The newer components in the handset are pretty obvious. Perhaps the most interesting is the Apple A13 Bionic chip, which is the same chip that can be found in the Apple iPhone 11, iPhone 11 Pro, and iPhone 11 Pro Max. It’s a whole lot more powerful than previous-generations — and ensures that the iPhone SE is the most powerful in its price range.

Most of the rest of the phone is sourced from the iPhone 8, which helps allow Apple to cut down on costs for the device. The iPhone SE has the same body, same 4.7-inch display, and even the same 12-megapixel rear-facing and 7-megapixel front-facing cameras.

“[The] iPhone SE’s cameras, SIM tray, taptic engine, and display assembly (including the microphone and proximity sensor) are all swappable with iPhone 8 parts,” says iFixit in its teardown. “And that screen should be cheaper to replace than any new iPhone we’ve seen in years.”

The fact that Apple reuses many of its parts also plays into how repairable the phone is. As iFixit notes, replacement parts should be relatively easy to find for those who are inclined to repair the phone themselves, and the fact that parts are reused makes for less electronic waste.

Not all the components are interchangeable with iPhone 8 parts.
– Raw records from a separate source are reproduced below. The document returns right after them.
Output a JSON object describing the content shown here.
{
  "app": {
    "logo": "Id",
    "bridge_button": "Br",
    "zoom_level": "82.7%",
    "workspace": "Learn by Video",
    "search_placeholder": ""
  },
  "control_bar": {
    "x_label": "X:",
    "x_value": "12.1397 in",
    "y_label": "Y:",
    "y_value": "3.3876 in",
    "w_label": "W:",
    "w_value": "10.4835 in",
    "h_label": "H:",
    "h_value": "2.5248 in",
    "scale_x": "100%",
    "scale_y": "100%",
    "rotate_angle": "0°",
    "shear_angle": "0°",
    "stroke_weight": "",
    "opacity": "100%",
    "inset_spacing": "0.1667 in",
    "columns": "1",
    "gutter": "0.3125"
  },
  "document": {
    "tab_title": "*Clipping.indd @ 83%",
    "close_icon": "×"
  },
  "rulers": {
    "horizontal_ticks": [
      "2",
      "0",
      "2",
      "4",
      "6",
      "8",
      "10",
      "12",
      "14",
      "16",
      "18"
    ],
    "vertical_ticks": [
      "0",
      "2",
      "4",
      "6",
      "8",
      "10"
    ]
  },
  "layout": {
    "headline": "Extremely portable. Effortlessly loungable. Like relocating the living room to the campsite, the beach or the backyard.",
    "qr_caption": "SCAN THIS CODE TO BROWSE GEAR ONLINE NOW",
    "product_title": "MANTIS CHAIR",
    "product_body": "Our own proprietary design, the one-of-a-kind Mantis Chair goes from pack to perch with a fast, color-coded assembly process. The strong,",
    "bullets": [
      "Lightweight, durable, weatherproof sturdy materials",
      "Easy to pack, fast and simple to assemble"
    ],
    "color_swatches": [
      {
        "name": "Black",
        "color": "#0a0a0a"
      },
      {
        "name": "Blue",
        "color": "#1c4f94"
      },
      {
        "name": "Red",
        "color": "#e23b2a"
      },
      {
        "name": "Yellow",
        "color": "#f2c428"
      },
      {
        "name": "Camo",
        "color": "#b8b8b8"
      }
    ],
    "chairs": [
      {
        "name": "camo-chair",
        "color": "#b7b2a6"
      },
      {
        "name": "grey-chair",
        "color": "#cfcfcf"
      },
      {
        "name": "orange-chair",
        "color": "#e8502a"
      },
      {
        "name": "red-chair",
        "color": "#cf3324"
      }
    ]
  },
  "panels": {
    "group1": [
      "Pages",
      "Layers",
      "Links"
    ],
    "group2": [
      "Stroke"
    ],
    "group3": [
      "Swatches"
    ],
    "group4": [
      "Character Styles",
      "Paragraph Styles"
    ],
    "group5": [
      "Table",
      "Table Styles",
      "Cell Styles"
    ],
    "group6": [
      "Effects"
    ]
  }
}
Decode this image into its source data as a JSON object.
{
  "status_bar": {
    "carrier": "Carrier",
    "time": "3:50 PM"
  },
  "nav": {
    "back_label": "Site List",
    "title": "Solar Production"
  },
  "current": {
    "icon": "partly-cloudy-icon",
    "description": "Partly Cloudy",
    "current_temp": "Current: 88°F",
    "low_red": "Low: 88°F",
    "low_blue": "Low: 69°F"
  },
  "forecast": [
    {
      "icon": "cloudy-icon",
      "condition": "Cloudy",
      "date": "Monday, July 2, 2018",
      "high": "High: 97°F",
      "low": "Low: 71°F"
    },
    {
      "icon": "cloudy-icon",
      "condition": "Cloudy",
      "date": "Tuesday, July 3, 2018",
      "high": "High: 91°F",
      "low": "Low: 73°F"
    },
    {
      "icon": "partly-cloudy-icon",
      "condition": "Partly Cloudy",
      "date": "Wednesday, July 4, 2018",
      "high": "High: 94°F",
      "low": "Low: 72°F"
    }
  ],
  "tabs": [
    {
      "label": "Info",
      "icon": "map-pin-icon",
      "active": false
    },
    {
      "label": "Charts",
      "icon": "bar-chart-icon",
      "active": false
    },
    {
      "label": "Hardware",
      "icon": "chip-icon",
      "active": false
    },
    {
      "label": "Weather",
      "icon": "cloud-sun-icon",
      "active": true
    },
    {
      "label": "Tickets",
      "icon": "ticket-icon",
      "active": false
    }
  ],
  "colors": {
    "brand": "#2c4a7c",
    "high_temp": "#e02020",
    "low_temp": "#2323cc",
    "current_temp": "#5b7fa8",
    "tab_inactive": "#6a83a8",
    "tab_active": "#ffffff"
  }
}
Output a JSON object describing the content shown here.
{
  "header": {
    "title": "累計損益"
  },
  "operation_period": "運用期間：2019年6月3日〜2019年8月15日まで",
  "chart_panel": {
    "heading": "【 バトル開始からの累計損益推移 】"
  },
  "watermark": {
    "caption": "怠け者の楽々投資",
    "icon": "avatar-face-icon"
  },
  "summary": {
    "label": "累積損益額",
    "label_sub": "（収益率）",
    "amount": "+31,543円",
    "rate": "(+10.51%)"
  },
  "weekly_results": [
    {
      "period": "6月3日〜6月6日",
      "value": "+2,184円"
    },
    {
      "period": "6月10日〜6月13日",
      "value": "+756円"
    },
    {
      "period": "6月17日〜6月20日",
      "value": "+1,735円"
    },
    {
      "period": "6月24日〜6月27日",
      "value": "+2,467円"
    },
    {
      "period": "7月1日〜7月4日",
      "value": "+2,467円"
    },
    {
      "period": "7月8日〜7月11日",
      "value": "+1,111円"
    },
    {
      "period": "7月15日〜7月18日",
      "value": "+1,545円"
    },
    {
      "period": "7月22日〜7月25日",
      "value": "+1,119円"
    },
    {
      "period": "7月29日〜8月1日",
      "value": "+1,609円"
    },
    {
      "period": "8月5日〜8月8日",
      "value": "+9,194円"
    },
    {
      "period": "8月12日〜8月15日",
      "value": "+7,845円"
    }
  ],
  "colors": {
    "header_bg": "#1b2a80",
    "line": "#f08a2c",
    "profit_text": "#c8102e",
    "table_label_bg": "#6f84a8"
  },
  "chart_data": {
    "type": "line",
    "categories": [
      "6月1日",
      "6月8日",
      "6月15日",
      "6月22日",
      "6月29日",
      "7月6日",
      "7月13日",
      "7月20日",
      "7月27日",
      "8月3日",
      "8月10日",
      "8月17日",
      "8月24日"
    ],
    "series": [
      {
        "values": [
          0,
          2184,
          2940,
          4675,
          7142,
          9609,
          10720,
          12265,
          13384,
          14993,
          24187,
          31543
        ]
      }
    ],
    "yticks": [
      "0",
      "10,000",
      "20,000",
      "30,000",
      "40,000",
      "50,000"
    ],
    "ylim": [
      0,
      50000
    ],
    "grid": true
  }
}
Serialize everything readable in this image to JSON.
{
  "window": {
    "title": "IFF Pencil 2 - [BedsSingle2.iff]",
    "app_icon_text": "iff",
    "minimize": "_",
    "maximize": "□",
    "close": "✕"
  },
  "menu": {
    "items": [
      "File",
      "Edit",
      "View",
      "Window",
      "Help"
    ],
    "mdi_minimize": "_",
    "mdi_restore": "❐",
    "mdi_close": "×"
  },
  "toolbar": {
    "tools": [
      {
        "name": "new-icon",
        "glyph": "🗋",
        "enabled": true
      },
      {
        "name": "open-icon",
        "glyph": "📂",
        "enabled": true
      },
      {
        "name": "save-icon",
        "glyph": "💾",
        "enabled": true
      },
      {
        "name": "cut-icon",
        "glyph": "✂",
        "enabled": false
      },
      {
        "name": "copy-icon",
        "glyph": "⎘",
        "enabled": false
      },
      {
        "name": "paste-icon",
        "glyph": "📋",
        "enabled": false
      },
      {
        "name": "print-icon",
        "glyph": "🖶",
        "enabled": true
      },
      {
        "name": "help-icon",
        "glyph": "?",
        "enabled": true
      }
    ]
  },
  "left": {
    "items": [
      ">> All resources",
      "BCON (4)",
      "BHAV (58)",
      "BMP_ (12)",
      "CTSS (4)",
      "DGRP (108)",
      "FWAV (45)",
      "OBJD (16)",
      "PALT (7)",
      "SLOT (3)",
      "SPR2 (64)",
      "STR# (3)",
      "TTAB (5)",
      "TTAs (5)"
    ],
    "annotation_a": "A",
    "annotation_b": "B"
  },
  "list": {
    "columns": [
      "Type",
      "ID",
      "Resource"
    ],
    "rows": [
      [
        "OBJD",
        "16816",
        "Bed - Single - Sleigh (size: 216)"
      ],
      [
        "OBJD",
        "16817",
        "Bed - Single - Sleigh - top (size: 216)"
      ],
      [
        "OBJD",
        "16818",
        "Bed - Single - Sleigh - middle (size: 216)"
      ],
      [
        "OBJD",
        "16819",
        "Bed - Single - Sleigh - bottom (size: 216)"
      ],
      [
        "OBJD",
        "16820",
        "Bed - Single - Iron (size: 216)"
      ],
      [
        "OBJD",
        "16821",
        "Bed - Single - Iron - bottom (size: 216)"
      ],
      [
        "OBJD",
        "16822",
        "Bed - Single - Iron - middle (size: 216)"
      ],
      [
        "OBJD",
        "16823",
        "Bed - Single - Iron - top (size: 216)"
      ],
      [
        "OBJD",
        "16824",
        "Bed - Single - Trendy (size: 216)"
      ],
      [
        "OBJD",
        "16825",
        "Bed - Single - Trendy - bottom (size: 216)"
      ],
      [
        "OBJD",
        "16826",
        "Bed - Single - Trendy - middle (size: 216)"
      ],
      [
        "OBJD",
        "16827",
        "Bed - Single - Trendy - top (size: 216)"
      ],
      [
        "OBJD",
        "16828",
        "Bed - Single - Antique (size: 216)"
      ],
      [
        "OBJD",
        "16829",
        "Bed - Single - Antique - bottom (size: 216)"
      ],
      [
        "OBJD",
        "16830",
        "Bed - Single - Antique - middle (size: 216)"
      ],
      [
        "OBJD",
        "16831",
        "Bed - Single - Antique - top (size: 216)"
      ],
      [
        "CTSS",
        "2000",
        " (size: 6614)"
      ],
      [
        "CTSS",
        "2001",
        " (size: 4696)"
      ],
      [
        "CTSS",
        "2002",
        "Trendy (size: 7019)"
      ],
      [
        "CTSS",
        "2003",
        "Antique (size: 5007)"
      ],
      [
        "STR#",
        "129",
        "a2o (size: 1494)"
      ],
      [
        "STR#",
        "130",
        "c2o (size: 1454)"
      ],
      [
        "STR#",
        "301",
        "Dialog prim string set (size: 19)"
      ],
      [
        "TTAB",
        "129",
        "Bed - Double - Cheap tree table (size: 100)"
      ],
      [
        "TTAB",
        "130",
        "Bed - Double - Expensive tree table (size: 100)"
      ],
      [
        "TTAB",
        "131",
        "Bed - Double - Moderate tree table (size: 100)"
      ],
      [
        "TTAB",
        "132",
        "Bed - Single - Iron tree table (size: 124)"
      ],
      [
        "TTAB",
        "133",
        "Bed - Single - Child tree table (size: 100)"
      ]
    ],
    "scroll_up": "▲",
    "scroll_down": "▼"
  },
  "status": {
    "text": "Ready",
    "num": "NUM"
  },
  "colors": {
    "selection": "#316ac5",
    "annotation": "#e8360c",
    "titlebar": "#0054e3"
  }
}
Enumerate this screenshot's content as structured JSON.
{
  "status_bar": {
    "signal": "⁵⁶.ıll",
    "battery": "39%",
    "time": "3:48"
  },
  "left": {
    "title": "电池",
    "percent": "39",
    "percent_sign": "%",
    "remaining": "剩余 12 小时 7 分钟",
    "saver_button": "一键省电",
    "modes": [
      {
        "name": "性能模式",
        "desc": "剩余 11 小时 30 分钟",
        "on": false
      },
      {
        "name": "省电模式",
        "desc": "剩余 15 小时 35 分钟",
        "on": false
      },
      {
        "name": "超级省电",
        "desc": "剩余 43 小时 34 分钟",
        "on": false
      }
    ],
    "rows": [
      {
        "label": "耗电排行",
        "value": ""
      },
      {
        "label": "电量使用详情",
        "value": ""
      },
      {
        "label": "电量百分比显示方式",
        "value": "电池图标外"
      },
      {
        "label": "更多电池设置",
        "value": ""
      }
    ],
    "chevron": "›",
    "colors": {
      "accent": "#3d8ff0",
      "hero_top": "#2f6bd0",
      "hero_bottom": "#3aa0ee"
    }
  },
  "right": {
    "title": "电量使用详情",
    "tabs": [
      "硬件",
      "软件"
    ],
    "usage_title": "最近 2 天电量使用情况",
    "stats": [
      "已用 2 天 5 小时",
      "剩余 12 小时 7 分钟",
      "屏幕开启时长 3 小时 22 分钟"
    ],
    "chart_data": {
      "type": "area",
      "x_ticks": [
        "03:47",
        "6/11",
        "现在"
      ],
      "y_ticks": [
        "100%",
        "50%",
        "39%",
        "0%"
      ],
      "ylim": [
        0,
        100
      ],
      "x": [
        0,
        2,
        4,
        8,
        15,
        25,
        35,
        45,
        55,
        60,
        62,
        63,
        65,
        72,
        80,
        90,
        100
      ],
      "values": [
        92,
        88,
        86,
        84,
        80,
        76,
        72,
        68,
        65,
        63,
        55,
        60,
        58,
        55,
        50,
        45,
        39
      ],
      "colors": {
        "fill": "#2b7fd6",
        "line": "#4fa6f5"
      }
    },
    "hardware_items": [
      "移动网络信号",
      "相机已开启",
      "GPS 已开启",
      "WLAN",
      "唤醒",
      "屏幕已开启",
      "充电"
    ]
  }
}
As noted by iFixit, the iPhone SE logic board has some different connectors than the iPhone 8 — so parts like the Touch ID home button are specific to the iPhone SE, and can’t necessarily be sourced from other phones. That also true of the battery. According to iFixit, while the battery looks identical to the iPhone 8 battery, swapping the battery out for one from the iPhone 8 will result in a message telling users that their device doesn’t have a “genuine” Apple battery.

While the device reuses the iPhone 8’s camera sensors, actual photos may end up being better than those taken with the iPhone 8. That’s because Apple’s camera processing tech has improved over the years, and according to Apple, the A13 chip allows for better processing than previous-generation chips.